- changes in battery chemistry
- changes in energy density
- changes in the size of battery packs
Ultimately, these changes will lead to massive cost reductions and increased production efficiency.
Speaking of efficiency, several manufacturing plants have released their plans of expanding their EV production capacity as a result of increased policy support. This is, of course, good news for the market at large, since it means that the supply of EVs will be able to catch up with the demand.
And if that wasn’t enough, we’re also working on some pretty exciting new stuff here at Virta. For example, our proprietary Plug&Charge feature allows our customers to identify themselves directly by connecting their vehicle to a charger. No pin codes, RFID tags, or credit cards necessary. Unfortunately, currently the only car supporting the Plug&Charge technology at the market is Smart.
Similarly, on the energy management side, we’re working on a vehicle-to-grid solution that allows charging point owners to return electricity back to the power grid through our bidirectional charging services. V2G solutions are already commercially available for energy utilities that can start using electric car batteries as energy reserves.
Altogether EVs consumed approximately 58 terawatt-hours of electricity in 2018, a large proportion of which can be attributed to two-wheelers in China. Overall, currently China accounts for 80% of the world electricity demand for EVs.
Fun fact: 58 terawatt-hours is somewhat comparable to the electricity demand of Switzerland in 2017.
During the year, EVs emitted 38 million tonnes of carbon-dioxide equivalent on a well-to-wheel basis. Compare that to the 78 million tonnes an equivalent ICE fleet would have emitted. In practice, all emissions from EVs are born as a result of the manufacturing process, whereas a similar logic can’t be applied to ICE cars. In the grand scheme of things, it seems safe to conclude that the public debate over EVs vs. ICE cars' environmental impact is slowly turning in the favor of EVs.
While it’s true that EVs increase electricity consumption, that can become the saving grace of energy utilities in the future. By the 2040’s, electric vehicles will add up to over 30 TWh of installed battery storage capacity. For utilities, this means that EVs offer cheap energy storage, with no capital cost and relatively low operating costs.
It’s no secret that governmental and local policies play a huge role in the adoption of EVs. Now, let’s look at some of the most effective EV-related policies from around the world.
Source: Global EV Outlook 2019
Judging from the table, it should be only a matter of time until the rest of the developed world catches up.
The private sector, and car manufacturers in particular, have primarily responded positively to the ongoing changes in the market. For example, Volkswagen has recently taken a strong stance towards electrifying the car market, and many Japanese, American, and European manufacturers are following suit.
And while actions like these are worthy of attention on their own, their fringe benefit is, of course, that they act as signaling devices for the rest of the market.
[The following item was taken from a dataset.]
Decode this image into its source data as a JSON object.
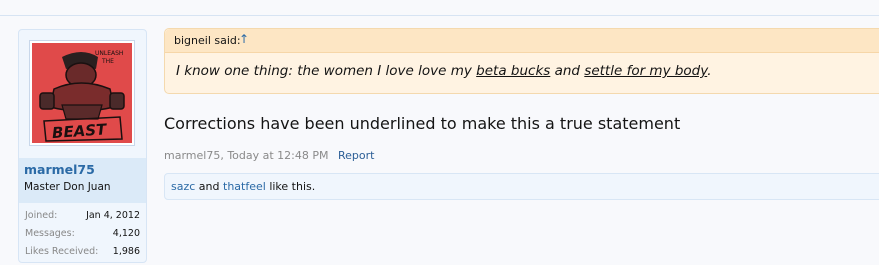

In other words, it is public pledges like these that pressure competitors and stakeholders to act faster than they otherwise would.
When it comes to the future, according to the EV Market Outlook 2019, there are two possible scenarios:
- The New Policies Scenario which suggests that global EV sales will reach 23 million by 2030.
- The second — and more ambitious — scenario known as EV30@30 predicts that 30% of all vehicles except two-wheelers will be electric by 2030. In absolute terms that would mean that global sales would reach 43 million and therefore almost double the prediction of the New Policies Scenario.
While only time (and new data) will tell which of these predictions will be closer to the truth, if you’re interested in familiarizing yourself with more EV charging industry trends, you can download our free guide here.